Remember that while many players are actively working on data-centric artificial intelligence capabilities, the space is still quite fragmented and nascent.
Focus on those platforms that integrate easily with your existing marketing systems to deal with the basics such as anomaly detection, trend and segment identification, and propensity modeling before moving on to more advanced technologies. And anticipate advances in the marketing platforms you have already invested in.
Your organization’s data should be well integrated with web content, online testing and personalization, marketing automation, social marketing, demand-side platforms, sales, service, and CRM, at the minimum. Managing data flows and ETL manually can quickly become cost and time prohibitive, as well as untenable where personally identifiable information, protected health information, and other sensitive data are involved.
Dealing with this complexity requires dedicated resources and well-defined processes and policies for data governance, optimization, reporting, data application, and an always-on, agile approach. For many organizations this is a significant departure from monthly reporting, quarterly forecasting, and episodic insight generation. But this departure is critical for success in the data-driven marketing world. A world-class marketing organization should seamlessly fuse data, analytics, strategies, people, processes, and capabilities to deliver business results.
Applying data to real-time and near-real-time decision-making in marketing and sales is one of the largest transformative opportunities for marketing in recent years. It is also an area with significant risks and far-reaching implications.

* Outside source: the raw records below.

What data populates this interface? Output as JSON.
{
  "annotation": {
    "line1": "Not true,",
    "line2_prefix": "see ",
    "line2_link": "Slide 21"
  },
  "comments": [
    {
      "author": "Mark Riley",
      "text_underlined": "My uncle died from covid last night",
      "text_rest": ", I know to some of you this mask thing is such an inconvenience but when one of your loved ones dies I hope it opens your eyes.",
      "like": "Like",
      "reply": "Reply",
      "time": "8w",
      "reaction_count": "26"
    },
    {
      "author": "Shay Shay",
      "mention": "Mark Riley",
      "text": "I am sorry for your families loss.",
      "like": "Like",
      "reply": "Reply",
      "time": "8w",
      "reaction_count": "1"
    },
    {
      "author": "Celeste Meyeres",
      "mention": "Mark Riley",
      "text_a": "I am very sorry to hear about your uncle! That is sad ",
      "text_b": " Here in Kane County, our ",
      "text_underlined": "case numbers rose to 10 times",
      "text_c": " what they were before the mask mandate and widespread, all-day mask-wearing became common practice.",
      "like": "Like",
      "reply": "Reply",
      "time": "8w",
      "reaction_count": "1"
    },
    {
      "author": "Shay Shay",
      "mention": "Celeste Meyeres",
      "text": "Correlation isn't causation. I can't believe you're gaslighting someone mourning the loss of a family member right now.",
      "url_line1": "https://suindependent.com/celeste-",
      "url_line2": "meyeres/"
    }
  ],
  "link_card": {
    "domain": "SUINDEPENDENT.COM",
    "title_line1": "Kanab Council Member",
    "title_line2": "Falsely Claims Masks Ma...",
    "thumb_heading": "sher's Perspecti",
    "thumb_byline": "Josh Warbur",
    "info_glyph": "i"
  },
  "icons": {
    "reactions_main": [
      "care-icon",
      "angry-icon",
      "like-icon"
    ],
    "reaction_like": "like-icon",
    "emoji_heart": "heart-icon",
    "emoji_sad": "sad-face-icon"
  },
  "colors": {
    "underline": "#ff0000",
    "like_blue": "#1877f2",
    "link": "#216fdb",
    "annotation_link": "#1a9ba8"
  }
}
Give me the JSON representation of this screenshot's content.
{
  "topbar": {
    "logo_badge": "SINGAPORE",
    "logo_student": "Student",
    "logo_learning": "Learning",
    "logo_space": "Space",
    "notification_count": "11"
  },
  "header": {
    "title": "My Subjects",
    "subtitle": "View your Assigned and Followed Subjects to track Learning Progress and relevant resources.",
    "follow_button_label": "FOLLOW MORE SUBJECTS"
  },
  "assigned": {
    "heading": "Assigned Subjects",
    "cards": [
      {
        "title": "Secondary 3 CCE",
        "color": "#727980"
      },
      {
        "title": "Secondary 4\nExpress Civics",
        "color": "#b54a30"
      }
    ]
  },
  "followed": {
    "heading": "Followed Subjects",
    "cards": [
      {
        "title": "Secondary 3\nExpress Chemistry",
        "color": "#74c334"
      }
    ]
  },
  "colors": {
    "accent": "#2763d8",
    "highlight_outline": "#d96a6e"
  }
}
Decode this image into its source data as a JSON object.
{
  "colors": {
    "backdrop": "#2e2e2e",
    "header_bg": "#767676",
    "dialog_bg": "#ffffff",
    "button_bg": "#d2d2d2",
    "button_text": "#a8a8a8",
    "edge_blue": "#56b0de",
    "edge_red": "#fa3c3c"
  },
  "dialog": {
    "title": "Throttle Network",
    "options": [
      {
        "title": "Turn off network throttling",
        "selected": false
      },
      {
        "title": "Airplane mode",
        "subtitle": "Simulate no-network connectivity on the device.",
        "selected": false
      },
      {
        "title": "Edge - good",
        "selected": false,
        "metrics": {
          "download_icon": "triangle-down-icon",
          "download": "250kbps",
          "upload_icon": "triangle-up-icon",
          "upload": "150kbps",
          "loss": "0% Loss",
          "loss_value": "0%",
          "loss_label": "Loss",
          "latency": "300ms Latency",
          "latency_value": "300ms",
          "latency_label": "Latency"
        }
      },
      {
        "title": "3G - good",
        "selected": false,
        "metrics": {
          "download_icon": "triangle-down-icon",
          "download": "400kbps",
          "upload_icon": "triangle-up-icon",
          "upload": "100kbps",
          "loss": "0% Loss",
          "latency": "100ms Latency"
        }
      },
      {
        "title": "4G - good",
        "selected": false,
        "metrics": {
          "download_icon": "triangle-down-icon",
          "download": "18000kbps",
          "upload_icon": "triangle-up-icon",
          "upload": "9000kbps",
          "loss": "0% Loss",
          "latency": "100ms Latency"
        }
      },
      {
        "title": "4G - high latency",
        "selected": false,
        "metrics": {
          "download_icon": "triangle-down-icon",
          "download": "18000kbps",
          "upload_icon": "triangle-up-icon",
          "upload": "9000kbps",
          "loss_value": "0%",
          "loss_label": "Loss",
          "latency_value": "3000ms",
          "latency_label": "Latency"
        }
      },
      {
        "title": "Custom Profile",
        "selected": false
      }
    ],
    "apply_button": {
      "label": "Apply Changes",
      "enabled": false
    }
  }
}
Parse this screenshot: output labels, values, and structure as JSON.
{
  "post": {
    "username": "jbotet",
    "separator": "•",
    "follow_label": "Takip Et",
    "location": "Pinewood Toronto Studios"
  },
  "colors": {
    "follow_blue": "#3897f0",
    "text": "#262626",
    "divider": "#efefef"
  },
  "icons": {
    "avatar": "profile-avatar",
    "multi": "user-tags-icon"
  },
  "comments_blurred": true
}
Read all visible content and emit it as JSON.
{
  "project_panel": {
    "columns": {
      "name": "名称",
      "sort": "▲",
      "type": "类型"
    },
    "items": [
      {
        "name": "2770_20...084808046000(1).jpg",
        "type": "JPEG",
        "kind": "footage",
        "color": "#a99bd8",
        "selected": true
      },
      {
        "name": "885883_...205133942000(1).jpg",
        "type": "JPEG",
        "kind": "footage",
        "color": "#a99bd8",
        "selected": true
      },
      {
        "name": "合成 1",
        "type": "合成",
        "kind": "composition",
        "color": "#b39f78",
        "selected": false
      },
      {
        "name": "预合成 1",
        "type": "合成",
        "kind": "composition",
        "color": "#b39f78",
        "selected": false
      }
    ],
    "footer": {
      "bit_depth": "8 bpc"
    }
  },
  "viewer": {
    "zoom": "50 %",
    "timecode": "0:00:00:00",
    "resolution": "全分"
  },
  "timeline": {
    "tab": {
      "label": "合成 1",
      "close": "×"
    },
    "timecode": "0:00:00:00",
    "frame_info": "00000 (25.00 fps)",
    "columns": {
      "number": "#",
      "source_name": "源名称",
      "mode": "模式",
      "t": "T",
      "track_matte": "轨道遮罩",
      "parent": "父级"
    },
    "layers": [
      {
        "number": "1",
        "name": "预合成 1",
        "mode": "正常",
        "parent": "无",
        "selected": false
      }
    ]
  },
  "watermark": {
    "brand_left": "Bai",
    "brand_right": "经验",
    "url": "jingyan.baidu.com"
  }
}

Security and privacy cannot be an afterthought. Aim to protect yourself and your audiences from cyber-threats, use the data you acquire in an ethical manner, and be a good steward of your customers’ data.
As the saying goes, “with great power comes great responsibility.” Moving marketing towards a true data-driven model is a long journey. Plan accordingly, and expect to derive value along the way.
Interested in learning how these industry leading practices can help influence your business? Continue the conversation with us at Adobe Summit 2017! As a Diamond level sponsor with several industry breakout sessions and a 40 x 40-foot booth located in the middle of the expo hall (Booth #302), we will be hard to miss. Come find us at Adobe Summit, March 20 to 23, at the Venetian in Las Vegas. In the meantime, learn more at www.deloittedigital.com/us/alliances/adobe or follow us on Twitter at @DeloitteDIGI_US.
Dennis Startsev is a principal at Deloitte Consulting LLP where he focuses on helping clients solve their toughest digital marketing challenges to strengthen brands and grow revenue. He is a veteran of digital disruption, having worked at the intersection of marketing, technology, and operations for over 25 years.
At Deloitte Digital, our passion is to help our clients imagine, deliver, and run successful direct-to-consumer business models. We’ve created a digital consultancy model that provides end-to-end capabilities, bringing together all the creative and technology capabilities, business acumen, and industry insight needed to help our clients enable their OTT ambitions. As a creative digital consultancy, Deloitte Digital has a clear view of the digital ecosystem and how it can be used to influence customer behavior.
(1) The Economist magazine December 4, 2003
(2) cmo.deloitte.com, The CMO Shift to Gaining Business Lift, December 2016
(3) Brand Index, “Ad Awareness” (9/2016).